Toys for children with physical or learning disabilities need to be safe and suitable for their needs.
For example, if your child is likely to put the toy in their mouth, make sure it doesn't have any small parts that they could swallow.
Be careful not to leave button batteries around. They can be harmful if a child swallows them.
The Royal Society for the Prevention of Accidents has advice on toy safety.
Choosing suitable toys
There are many specialist toys designed for children with different disabilities, including children with sight, hearing and mobility issues.
You may be able to get advice on choosing toys from a professional who works with your child, such as a paediatric occupational therapist. Your GP or local authority can help you contact a local paediatric occupational therapist.
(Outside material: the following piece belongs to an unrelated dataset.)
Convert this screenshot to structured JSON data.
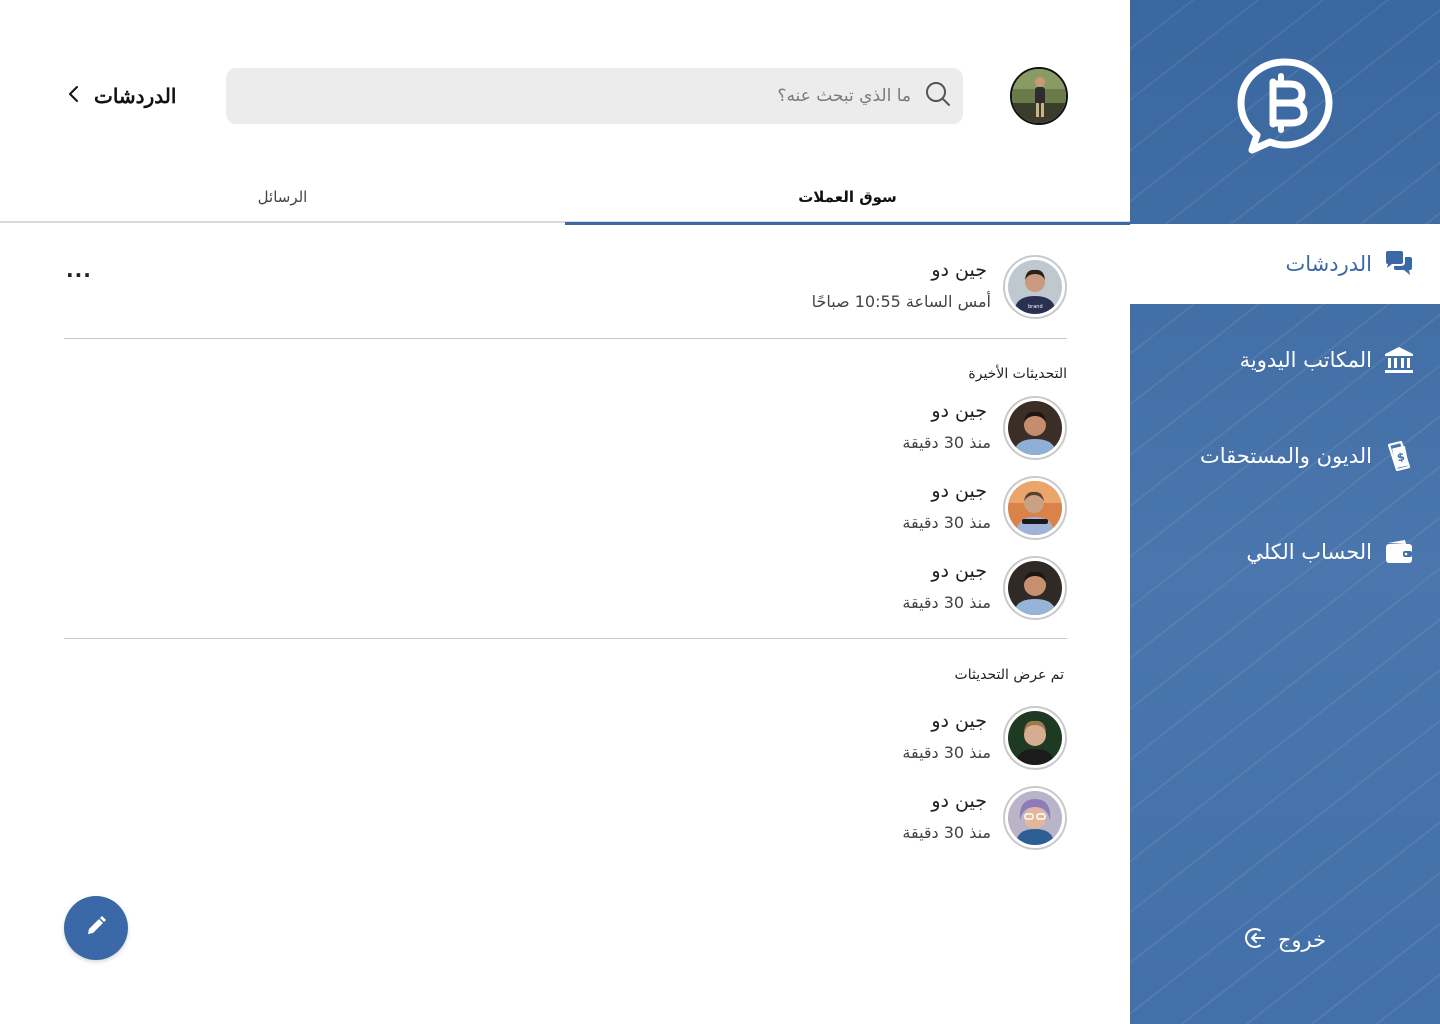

Other parents and informal support groups can be a good source of recommendations as they may have direct experience of using the toys.
You may also find that some disability organisations either sell recommended toys and games through their websites or provide links to recommended specialist toy companies.
How to cut the costs of specialist toys
Specialist toys can be expensive, but you can cut costs by borrowing them. This is also a good way to ensure a toy is suitable for your child before buying it. Some areas have a local toy library, and this may have play equipment that you can borrow, sometimes for a small fee.
You can also reduce the cost by making your own toys or by using household objects. For example, you can make your own bubble-blowing liquid using baby shampoo.
If your child has very particular needs and you can't find anything suitable, the charity Remap may be able to help. Remap has volunteers who can design and produce tailor-made items for people with disabilities.
Organisations that can help
- Scope has advice on playing with children who have disabilities
- Sense has a set of play toolkits for parents of children with complex needs
- Living Made Easy for Children has a range of suggestions for toys, games and equipment for sensory stimulation
- RNIB has advice on how blind or partially sighted children can get the most out of books and reading
- the National Portage Association offers home-visiting services for families of children with additional needs, and can help with play and learning
- you may be able to get help for disabled children from your local authority